*Task to complete:* Take every line from the material that has the word "Deals" in it.
-----
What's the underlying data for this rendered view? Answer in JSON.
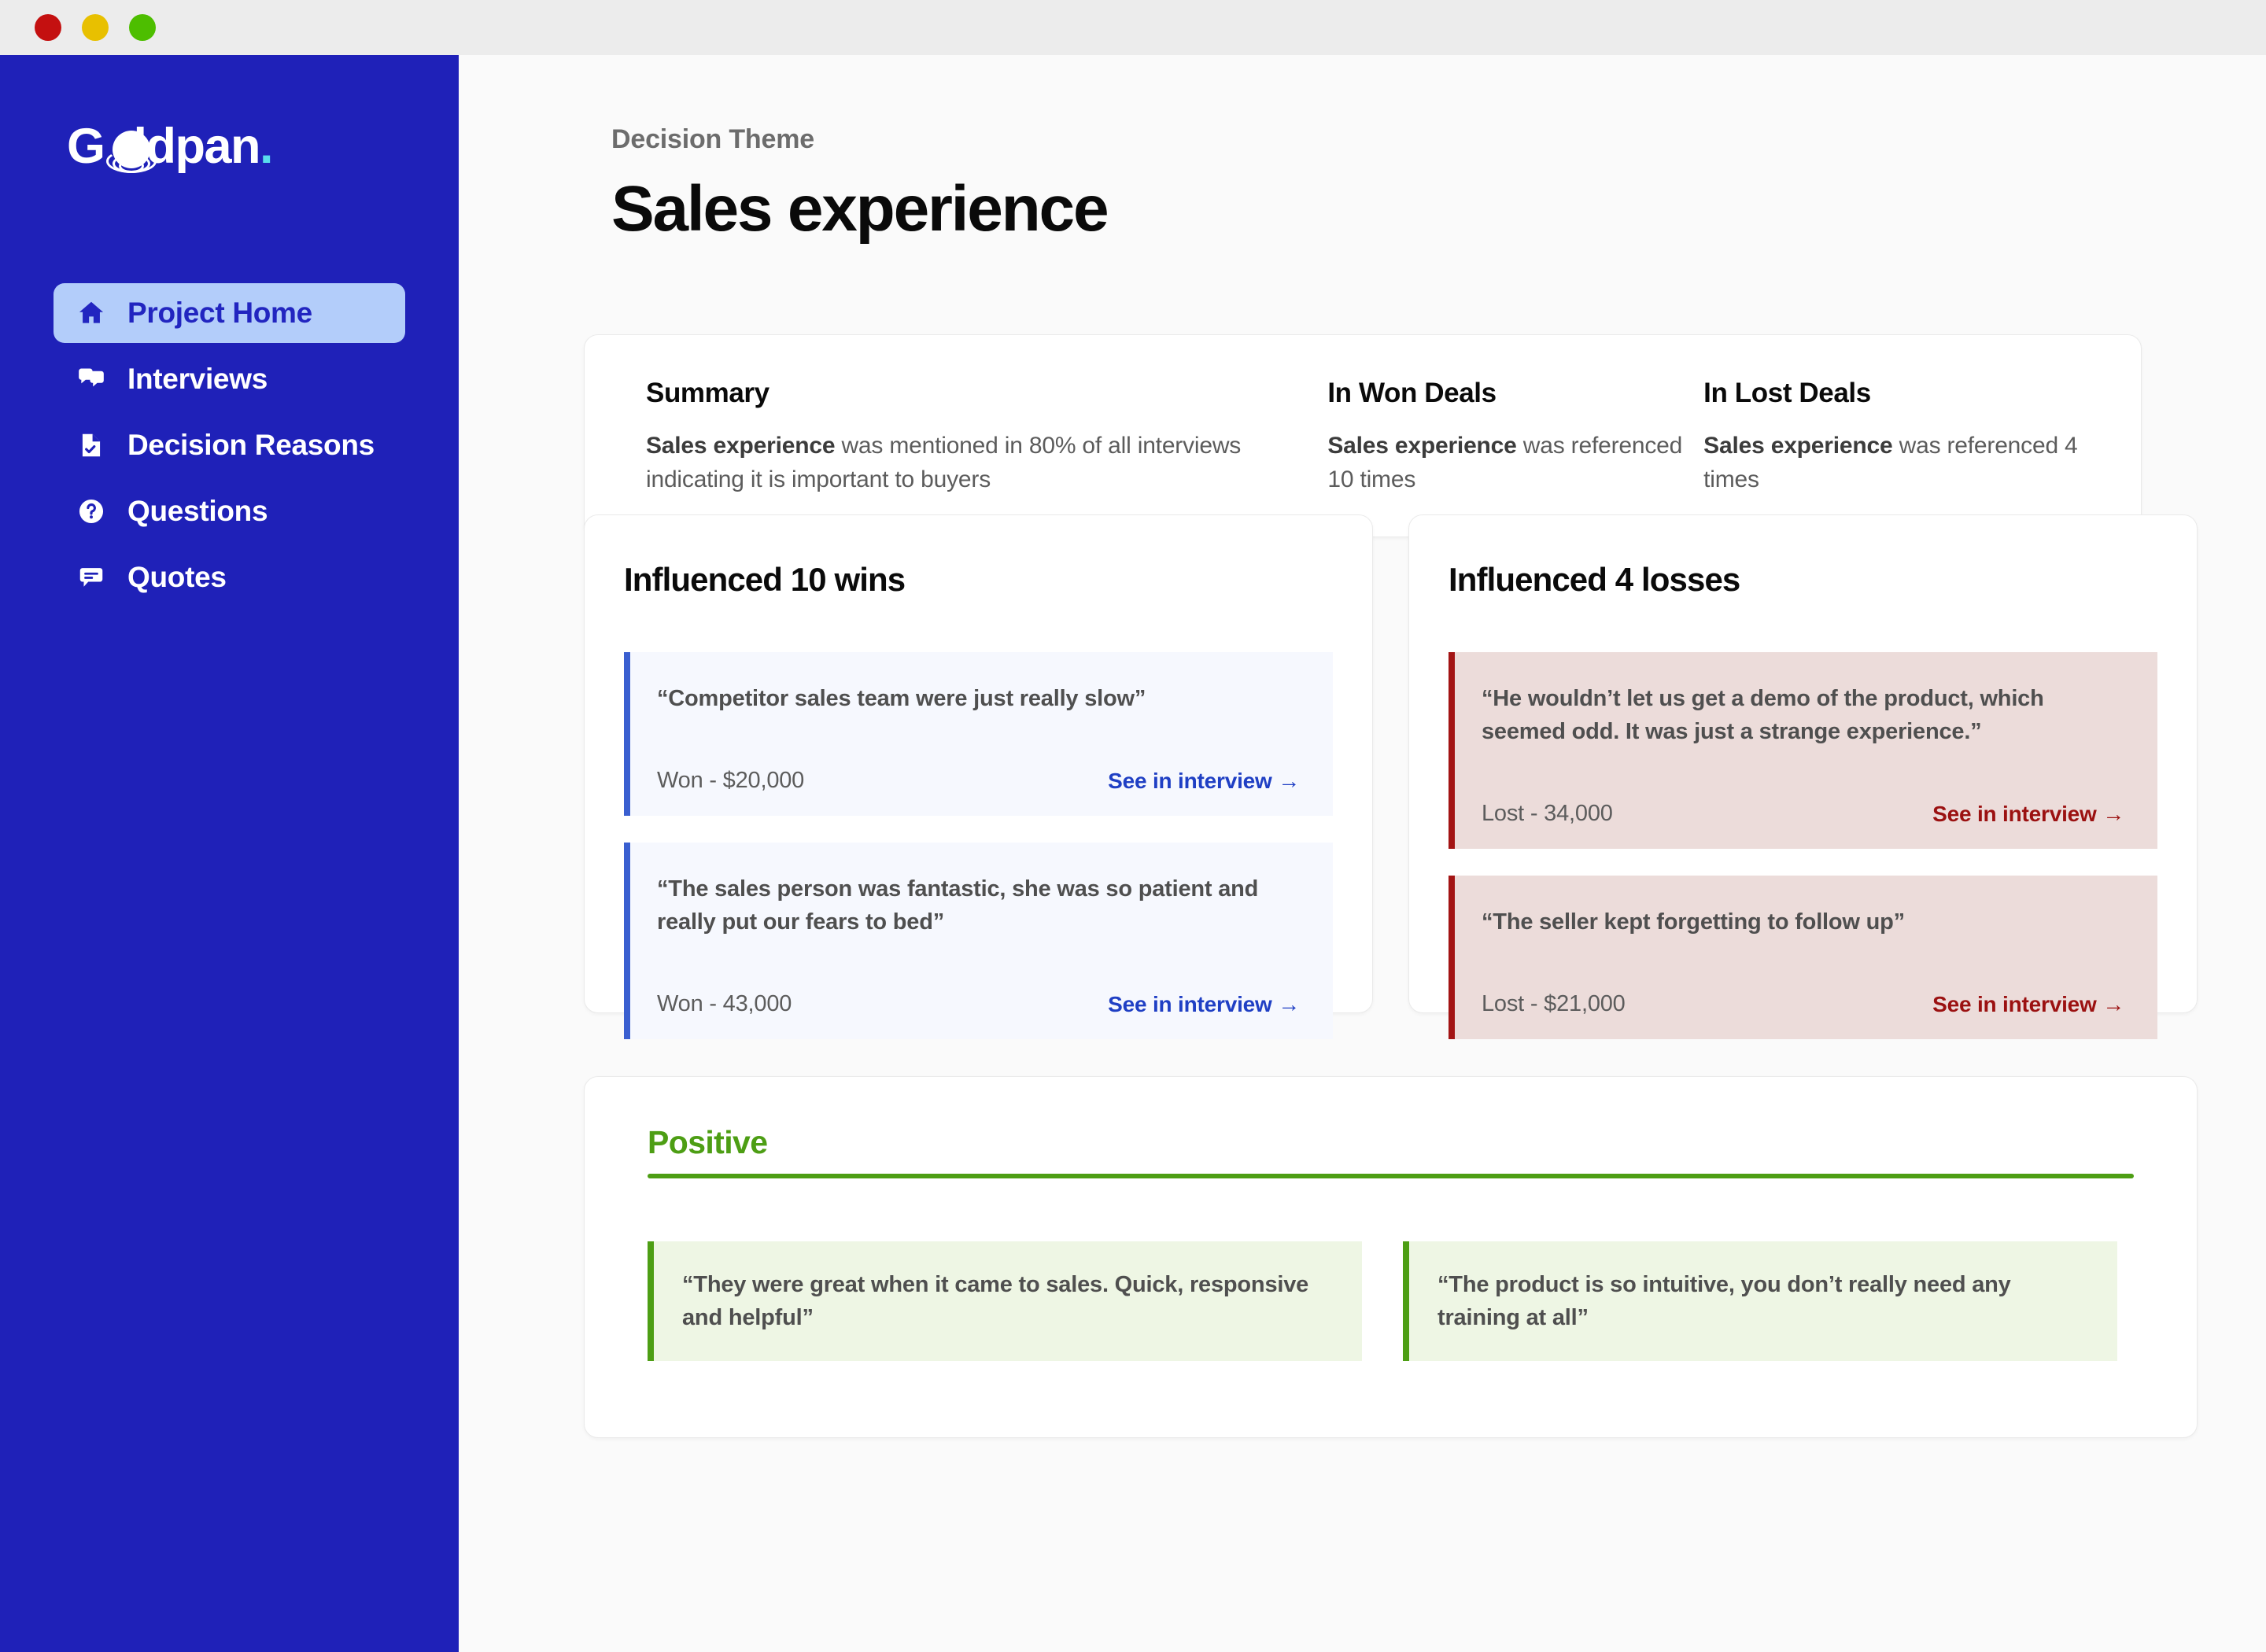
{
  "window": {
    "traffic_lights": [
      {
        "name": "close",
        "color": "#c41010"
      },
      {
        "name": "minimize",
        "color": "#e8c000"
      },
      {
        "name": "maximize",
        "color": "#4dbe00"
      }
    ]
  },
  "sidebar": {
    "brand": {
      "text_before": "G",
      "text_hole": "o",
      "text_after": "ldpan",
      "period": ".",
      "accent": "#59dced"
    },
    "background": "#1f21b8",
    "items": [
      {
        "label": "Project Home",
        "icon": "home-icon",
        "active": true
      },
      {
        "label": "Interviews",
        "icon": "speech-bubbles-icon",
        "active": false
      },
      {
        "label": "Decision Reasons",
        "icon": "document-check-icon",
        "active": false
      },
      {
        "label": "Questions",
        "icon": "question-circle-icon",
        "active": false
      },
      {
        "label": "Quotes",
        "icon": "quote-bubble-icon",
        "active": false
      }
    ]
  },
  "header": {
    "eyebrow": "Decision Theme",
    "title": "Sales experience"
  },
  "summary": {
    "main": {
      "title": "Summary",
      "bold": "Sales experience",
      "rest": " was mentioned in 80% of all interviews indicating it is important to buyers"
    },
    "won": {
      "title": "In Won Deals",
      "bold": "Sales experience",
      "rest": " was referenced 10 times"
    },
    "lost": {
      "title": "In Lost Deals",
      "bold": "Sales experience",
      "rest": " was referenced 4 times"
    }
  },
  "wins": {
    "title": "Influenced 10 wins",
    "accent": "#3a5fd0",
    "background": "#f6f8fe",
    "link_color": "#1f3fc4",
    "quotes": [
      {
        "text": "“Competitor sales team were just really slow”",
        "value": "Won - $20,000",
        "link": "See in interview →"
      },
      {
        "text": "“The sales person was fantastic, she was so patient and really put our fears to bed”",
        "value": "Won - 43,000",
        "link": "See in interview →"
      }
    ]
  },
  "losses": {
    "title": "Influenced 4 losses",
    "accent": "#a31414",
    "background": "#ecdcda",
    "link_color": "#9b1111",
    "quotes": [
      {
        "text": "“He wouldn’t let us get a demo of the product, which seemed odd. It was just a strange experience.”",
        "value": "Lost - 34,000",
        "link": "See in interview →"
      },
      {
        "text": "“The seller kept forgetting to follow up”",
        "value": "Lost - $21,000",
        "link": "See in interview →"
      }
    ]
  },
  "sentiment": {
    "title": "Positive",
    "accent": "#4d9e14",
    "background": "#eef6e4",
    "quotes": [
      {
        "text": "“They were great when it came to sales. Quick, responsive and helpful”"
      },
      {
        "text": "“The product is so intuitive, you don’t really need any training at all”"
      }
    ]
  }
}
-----
*Reply to the exercise:*
      "title": "In Won Deals",
      "title": "In Lost Deals",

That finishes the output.